Hi team, we are right now facing security related issue with Jupyterhub using kubespawner and AD Authentication.
If User B replaces his cookie(jupyterhub-hub-login) with same of User A, he would be able to access Notebook instance page on User B POD. In this case, he will have access to User A Notebook code and also will be able to connect to User A GCP resources (if User A had already authenticated).
Is there any solutions to this issue?
Hi! Could you provide some more detail on what the exact security issue is? Users shouldn’t share their login cookie, just like they shouldn’t share their password.
Hi @manics thanks for your response. Our security testing team is performing one of the test related to “CWE-269: Improper Privilege Management” and as part of this test 2 users(user A and user B) logged in into different browser on a same system.
User A logged in google chrome and User B in Safari. Since both were working on same system User B was able to copy the cookie data of User A and access User A’s notebook/data.
Is there a way to hide/delete the cookie post authorisation? Or if there is a way to initiate user re-login if there is change in cookies data.
Is there any solutions to this issue?
No, not generally, and this affects ~all websites, not just JupyterHub (including GitHub.com, etc.).
Cookies are credentials, and access to cookies generally means access to everything the browser session is authorized to access. For instance, I just manually copied my cookies for GitHub.com from one browser to another and I was logged in. Cookies are highly sensitive credentials, and access to cookies should be considered access to a lot of things across all websites the user has visited. Note that two users on the same system do not generally have access to each other’s cookies - these are private, protected files and users cannot read each other’s cookies without some modifications to filesystem permissions.
Is there a way to hide/delete the cookie post authorisation?
Yes, the user can log out of JupyterHub. Deleting cookies is the same thing as logging out (this is true for websites in general).
Or if there is a way to initiate user re-login if there is change in cookies data.
I’m not sure what you mean by ‘change in cookies data’? If you suspect a user’s cookies have been compromised, JupyterHub can invalidate all cookies for a given user by changing the user’s
cookie_id (a random string) in the database:
python3 -m jupyterhub.dbutil shell
In : import uuid
In : user = orm.User.find(db, name='username')
In : user.cookie_id = uuid.uuid4().hex
In : db.commit()
Or it can invalidate all cookies for all users by changing the

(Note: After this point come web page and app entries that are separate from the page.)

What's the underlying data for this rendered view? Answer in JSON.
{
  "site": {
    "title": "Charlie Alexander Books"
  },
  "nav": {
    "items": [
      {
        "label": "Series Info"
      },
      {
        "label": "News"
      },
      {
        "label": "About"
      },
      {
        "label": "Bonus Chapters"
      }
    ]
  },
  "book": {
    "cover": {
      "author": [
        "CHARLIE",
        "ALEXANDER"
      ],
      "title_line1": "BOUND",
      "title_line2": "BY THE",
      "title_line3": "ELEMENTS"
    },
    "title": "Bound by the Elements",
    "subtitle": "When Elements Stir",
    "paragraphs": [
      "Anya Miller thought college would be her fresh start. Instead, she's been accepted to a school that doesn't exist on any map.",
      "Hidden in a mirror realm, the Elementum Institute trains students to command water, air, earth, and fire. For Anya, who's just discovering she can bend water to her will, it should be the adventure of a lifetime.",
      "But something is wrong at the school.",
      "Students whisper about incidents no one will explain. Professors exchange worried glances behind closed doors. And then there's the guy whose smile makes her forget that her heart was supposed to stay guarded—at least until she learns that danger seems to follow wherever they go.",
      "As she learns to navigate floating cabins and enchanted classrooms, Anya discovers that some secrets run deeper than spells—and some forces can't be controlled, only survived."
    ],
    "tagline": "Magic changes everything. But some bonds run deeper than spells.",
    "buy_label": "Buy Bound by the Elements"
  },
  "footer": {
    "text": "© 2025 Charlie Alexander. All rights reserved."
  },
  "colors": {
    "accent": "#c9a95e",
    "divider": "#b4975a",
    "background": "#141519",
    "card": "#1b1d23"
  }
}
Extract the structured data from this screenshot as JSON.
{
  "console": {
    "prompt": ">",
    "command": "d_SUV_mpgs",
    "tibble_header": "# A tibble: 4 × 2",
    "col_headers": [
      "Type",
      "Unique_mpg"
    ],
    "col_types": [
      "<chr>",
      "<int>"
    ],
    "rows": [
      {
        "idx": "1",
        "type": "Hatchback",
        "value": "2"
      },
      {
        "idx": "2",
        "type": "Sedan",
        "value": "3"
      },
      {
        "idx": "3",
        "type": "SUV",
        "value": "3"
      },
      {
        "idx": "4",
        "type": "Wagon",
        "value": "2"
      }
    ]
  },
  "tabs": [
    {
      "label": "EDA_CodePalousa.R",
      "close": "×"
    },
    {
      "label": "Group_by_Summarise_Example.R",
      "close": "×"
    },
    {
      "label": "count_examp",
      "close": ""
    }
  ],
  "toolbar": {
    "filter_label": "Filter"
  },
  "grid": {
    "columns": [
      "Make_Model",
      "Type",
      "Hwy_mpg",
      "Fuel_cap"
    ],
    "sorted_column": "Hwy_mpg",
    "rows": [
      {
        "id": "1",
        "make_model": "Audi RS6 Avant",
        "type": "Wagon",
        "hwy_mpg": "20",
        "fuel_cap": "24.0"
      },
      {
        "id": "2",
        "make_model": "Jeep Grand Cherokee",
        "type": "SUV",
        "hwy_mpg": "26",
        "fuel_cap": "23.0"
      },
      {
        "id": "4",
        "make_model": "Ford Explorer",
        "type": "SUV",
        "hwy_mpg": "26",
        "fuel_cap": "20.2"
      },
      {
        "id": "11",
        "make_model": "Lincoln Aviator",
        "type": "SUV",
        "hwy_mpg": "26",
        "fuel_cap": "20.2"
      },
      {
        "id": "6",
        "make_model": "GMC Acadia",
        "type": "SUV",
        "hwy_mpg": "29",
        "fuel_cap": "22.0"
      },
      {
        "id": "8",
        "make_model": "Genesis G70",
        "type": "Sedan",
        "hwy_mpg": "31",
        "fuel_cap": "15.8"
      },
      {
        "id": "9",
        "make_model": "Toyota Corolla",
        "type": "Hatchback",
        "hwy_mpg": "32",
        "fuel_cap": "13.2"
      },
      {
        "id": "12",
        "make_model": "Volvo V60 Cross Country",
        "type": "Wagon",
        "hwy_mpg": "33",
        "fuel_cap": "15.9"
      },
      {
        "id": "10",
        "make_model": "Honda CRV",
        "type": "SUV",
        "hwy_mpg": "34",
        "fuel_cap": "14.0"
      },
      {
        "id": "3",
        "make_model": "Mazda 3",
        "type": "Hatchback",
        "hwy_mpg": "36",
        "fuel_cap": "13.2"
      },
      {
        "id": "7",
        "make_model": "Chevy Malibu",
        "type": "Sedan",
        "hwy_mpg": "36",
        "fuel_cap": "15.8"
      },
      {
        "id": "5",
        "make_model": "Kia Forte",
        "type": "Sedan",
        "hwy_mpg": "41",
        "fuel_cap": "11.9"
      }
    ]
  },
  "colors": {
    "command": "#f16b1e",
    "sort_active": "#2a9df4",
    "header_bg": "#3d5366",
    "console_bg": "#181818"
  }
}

JupyterHub.cookie_secret configuration used to encrypt and sign cookies.
Hi @minrk , currently cookies value is fetched from browser using “Inspect”
Sorry but couldn’t understand which filesystem permissions are we talking here, can you please explain it a bit more.
After logging in we manually updated “jupyterhub-hub-login” cookie data with some random string and the application was logged out and it asked to re-login.
However if we pass some other users “jupyterhub-hub-login” cookie data it switches to that users profile. Shouldn’t it log out this time as well?
Another thing will setting env variable “JPY_COOKIE_SECRET” to store cookie secret be helpful?
@minrk is referring to a multi-user system, where each user has their own operating system account, and home directory permissions are set to prevent other users from having access.
In this case you’ve got a single operating system user account, and you’re giving multiple users access. In this situation there’s no good way to secure it- one user is effectively indistinguishable from another.
The cookie data identifies a user to JupyterHub. Therefore there’s no way for JupyterHub to detect if a user manually changes a cookie to be a different valid cookie, since both cookies provide valid identification. Even if there was a way to detect a “change” there’s nothing to stop a user cloning the complete browser profile including cookies, and therefore appearing identical.
I think your security team are asking for the impossible- if multiple users have access to the same system account, and they’re not restricted in anyway, and they don’t logout, and they’re likely to misuse the system by accessing someone else’s private browser data, then there’s not much you can do.
The most secure option is probably to give each user their own operating system account, and ensure permissions are setup so they get their own private home directory.
Why would they resort to copying the cookie data between browsers? Just use the other user’s browser directly. Read their email, buy something on Amazon.
Thank you all for you responses. We have rejected the issue due the above said reasons.
However we tried copying the browser cookies of a user logged into gcp console and when we copy it into another users browser session it re-directed to login page. Not sure how it is being handled on google’s side but I believe there is a way to handle such cookies copying issue but not a concern right now for us.